Today is the first day of Advent.  Advent is a word that means “coming.”  In the four weeks leading up to Christmas Christians will be asked to reflect on the coming of Jesus long ago and also on the fact that Scripture declares that he will one day come again.  We tend to place the most emphasis on the former but Advent calls us to remember both “comings.”  When I was a child I recall hearing preachers say that Jesus was coming back anytime now.  It was a message I heard often enough that I remember eventually coming to the conclusion that he sure was taking his time.  It’s not easy for children to wait.  I’m not sure it’s much easier for adults.

Dietrich Bonhoeffer once wrote, “Celebrating Advent means being able to wait. Waiting is an art that our impatient age has forgotten.”  Yes, waiting can be difficult, especially this time of the year.  Children will certainly be restless between now and Christmas.  For them it will be a long wait before the big day arrives and they get to open presents.  Advent is likewise difficult for us adults as we wait and wait and wait for Christ’s return.  This waiting can be as painful for us as it is for our kids waiting for Santa Claus to come.  But wait we must.

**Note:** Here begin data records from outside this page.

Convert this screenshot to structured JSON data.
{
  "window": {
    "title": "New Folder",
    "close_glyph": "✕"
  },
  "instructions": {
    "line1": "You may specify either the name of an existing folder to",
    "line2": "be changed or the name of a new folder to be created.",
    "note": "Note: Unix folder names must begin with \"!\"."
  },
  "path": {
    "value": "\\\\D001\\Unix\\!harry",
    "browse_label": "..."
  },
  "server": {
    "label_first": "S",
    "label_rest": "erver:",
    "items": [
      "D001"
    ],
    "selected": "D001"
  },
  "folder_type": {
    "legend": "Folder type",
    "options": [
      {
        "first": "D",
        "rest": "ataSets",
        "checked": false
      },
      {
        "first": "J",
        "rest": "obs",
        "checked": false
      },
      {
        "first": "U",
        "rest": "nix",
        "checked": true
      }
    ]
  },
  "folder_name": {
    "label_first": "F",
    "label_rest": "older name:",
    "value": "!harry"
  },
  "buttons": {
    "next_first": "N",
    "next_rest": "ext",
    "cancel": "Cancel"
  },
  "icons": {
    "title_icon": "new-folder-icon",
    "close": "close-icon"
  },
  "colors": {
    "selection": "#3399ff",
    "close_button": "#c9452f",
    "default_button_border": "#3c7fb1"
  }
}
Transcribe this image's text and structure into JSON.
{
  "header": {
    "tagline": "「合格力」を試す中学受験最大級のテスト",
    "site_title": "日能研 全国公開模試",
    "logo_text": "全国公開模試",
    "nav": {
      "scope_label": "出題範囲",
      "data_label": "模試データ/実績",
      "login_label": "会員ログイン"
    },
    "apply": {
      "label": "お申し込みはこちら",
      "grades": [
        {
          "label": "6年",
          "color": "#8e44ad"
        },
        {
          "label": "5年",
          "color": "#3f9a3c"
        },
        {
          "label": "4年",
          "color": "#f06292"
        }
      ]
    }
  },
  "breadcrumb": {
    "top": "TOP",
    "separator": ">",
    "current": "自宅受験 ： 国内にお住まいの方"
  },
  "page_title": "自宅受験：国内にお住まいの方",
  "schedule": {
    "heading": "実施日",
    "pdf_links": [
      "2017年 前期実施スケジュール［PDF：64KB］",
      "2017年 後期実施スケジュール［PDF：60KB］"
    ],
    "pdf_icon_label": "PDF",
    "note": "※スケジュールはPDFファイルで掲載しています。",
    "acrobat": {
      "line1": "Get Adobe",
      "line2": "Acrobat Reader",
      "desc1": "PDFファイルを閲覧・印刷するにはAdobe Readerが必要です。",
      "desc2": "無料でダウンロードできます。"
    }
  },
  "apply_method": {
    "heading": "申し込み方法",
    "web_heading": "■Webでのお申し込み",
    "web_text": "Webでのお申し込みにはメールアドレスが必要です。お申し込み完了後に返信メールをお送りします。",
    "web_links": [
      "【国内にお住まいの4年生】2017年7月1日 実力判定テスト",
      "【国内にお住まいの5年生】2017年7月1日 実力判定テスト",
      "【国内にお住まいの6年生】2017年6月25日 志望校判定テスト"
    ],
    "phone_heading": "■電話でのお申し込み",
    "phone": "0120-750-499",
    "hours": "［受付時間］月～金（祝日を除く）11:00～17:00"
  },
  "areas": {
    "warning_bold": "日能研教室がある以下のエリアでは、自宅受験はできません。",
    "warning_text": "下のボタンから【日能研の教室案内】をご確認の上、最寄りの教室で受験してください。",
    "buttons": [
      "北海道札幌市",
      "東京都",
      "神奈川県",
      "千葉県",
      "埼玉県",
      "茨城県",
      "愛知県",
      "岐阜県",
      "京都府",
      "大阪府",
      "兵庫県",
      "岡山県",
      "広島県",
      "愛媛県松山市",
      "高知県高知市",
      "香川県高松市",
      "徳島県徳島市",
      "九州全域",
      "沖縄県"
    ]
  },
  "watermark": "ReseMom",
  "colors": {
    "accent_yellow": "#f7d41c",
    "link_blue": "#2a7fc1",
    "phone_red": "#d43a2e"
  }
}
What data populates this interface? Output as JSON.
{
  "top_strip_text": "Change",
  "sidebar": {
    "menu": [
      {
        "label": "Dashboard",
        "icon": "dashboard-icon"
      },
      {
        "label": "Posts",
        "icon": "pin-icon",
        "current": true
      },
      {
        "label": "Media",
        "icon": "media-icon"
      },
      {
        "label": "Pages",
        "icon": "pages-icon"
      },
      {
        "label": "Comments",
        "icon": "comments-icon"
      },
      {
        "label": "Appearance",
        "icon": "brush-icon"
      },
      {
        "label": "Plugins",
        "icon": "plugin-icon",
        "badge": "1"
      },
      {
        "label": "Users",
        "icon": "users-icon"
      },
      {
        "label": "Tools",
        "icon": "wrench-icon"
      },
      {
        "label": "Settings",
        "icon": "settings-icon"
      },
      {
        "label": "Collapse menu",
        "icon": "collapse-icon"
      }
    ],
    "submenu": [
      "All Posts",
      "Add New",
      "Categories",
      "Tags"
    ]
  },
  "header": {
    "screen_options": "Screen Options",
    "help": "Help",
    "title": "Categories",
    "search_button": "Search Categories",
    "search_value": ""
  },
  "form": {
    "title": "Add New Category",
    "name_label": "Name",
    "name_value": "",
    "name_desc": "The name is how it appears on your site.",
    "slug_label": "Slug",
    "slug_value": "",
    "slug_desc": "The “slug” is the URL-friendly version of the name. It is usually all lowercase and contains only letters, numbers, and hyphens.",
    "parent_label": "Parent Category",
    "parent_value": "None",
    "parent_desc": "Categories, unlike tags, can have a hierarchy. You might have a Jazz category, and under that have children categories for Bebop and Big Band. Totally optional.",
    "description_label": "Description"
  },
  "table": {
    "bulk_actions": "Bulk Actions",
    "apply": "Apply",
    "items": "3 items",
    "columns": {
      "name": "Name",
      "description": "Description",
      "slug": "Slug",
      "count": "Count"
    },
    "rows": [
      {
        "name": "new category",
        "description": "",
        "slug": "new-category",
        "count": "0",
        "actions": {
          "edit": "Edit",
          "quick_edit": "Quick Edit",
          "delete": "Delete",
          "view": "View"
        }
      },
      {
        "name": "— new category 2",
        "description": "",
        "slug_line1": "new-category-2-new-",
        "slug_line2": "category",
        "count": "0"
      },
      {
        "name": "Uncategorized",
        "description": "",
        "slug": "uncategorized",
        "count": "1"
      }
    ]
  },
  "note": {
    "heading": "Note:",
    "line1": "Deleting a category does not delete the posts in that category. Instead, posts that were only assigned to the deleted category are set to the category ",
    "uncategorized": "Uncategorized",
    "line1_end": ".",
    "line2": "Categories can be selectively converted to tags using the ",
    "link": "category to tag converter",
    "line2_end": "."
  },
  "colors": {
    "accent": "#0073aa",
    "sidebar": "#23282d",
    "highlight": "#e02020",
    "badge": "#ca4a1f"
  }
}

Interestingly enough, we do not wait alone.  The Bible indicates that all of Creation also awaits the coming of Christ.  In Romans 8 Paul talks about how “the creation waits in eager expectation” for the glory that will be revealed.  And there is good reason for Creation to wait in eager expectation.    In vs. 20-21 Paul writes, “For the creation was subjected to frustration, not by its own choice, but by the will of the one who subjected it, in hope that the creation itself will be liberated from its bondage to decay and brought into the glorious freedom of the children of God.”

In v. 22 Paul goes to add, “We know that the whole creation has been groaning as in the pains of childbirth right up to the present time.”  This verse contains both bad news and good news.  The bad news is Creation suffers today.  It is in pain from the “bondage of decay” brought upon it by the sin of man.  In his commentary on the Book of Romans, Paul Achtemeier says, “If one wonders at the ‘mythology’ involved in earth’s suffering for human perversity, one can have its truth demonstrated in a quite literal way by seeing what humankind has done by way of the pollution of air and water and the thoughtless exploitation of the natural resources of the world in which we live.”  Considering how we have treated the earth and its resources, how could it not suffer?  How could it not eagerly long for restoration?

That leads to the good news.  Paul says creation groans “as in the pains of childbirth.”  Although pain is associated with childbirth the pain points to something better to come—the birth of a child.  Nature’s pain and eager expectation are important because they point to a better day and a better world to come.  Paul’s words in Romans 8 are all about hope, which happens to be the theme of the First Sunday of Advent.  For both humans and Creation the Bible points to a brighter and more glorious future.  Many churches today heard passages read from the Book of Isaiah.  This prophet, likewise, looked forward to a better day to come, a day when “the wolf will live with the lamb, the leopard will lie down with the goat, the calf and the lion and the yearling together.” (11:6)  One day there will be “a new heaven and a new earth” where all shall be as God intended.  That truly is something worth waiting for.

Yes, a better day is coming for both believers and Creation.  In the meantime, we are called by God to make the most of our time on this earth and one way we can do this is by being good stewards of God’s Creation.  There are lots of ways we can help nature suffer less in the here and now.  Considering how long nature has already waited, wouldn’t you agree that it’s past time we did something to help?


p.s. I came across a wonderful video a few days ago where “Blessed Earth’s” Matthew and Nancy Sleeth are interview by Tony Campolo and Shane Claibore.  I encourage you to take time to watch it.  Here’s the link: